Give the number of lines in the data below that contain "JSON", with no other words.

### Raw data ###

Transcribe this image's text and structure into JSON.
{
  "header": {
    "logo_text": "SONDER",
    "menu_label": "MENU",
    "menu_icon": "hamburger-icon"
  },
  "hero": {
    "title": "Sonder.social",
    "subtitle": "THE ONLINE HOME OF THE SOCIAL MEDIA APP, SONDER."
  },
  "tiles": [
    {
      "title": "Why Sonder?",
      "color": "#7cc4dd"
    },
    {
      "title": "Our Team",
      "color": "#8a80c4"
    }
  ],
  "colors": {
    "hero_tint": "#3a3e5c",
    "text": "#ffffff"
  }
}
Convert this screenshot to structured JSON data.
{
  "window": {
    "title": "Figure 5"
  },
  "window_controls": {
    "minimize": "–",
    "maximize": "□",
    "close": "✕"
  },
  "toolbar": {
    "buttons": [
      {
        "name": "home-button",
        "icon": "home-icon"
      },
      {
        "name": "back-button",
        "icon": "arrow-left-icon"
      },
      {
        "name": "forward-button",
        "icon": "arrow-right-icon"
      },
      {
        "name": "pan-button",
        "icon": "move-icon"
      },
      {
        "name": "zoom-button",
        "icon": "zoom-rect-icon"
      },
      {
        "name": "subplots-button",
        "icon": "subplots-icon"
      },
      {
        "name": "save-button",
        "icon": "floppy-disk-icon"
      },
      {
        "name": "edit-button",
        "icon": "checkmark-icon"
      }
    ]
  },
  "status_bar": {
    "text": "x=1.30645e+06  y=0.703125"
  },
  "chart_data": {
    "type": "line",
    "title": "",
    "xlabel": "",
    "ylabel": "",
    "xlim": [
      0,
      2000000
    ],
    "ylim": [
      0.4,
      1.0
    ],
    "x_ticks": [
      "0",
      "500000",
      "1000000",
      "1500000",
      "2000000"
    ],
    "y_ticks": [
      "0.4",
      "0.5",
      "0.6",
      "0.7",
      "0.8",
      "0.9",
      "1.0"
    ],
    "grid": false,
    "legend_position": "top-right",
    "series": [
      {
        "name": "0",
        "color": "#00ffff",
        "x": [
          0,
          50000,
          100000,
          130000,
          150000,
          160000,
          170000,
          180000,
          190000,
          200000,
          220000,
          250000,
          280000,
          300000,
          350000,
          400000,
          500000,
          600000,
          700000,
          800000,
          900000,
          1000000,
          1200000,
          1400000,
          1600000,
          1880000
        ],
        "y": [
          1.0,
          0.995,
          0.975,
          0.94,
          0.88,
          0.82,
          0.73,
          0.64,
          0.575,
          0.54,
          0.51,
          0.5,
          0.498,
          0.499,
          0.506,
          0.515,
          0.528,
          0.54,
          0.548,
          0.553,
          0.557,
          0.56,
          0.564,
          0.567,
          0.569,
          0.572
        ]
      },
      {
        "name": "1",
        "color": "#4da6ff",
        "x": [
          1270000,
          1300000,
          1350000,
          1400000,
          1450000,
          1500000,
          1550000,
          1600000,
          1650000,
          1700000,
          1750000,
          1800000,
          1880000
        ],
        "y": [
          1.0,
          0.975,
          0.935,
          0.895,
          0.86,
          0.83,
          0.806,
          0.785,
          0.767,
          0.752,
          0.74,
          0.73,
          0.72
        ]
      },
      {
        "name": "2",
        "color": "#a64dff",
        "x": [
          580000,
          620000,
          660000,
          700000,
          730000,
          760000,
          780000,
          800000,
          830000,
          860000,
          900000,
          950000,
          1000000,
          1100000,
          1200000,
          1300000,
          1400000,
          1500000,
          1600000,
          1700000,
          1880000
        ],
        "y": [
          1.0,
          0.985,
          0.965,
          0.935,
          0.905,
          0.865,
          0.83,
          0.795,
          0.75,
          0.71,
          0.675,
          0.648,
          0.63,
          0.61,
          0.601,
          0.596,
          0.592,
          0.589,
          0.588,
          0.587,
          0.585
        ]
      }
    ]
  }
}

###

**Written reply:** 2